Garlic skin isn't trash—it's something you can cook with and get a lot of flavor out of. Keeping it not only cuts down on food waste, but can impart a whole new level of garlic into your dishes. If you're making a sauce that you're going to strain anyway, you can just smash the garlic clove and keep the skin on. If you're miniching or slicing the garlic, just throw the garlic skin in a ziptop bag and freeze it. The next time you make stock, throw it in with your vegetables and bones. You can even just include it in a bouquet garni in a soup, as long as you make sure to wrap everything up in a nice cheesecloth packet beforehands—there's nothing more annoying than trying to fish out loose ingredients from a pot of soup.

Garlic skin has health benefits, too. There's a lot of vitamin A and C in there, as well as anti-inflammatory phenylpropanoid antioxidants. Some cooks also use a mortar and pestle to break up garlic skin and add it to bread dough to impart a mild garlic flavor and get those good nutrients in your next loaf. Garlic skin is a big help too when you're roasting garlic—you can keep the head intact and just squeeze out the cloves as needed.

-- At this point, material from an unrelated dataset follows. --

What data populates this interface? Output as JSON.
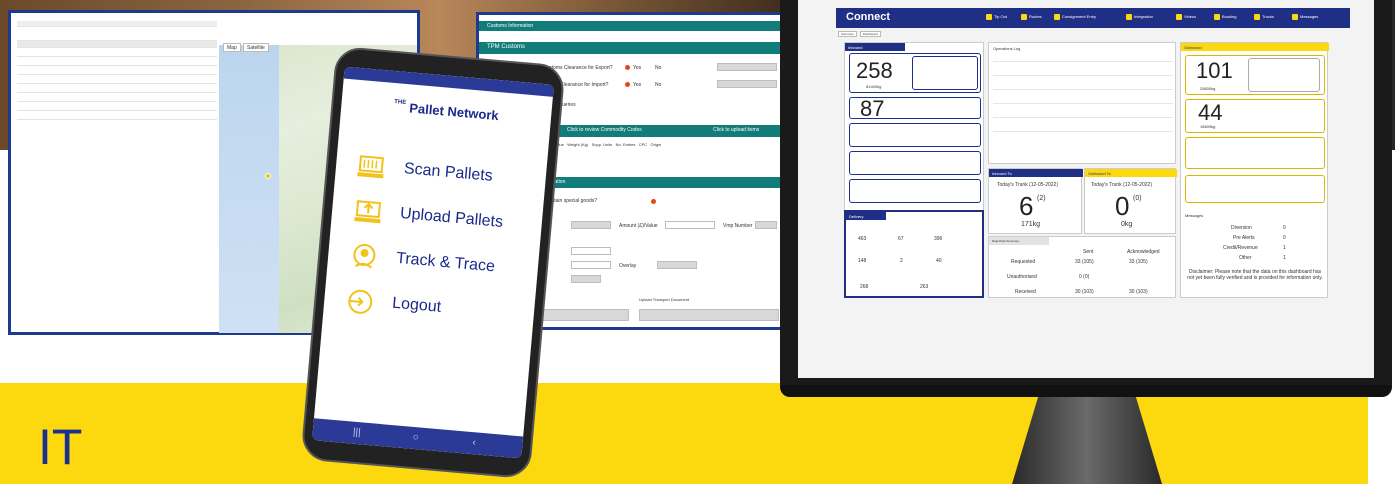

So go ahead and keep that garlic skin rather than putting it into the trash or the compost. After all, garlic is as good as ten mothers.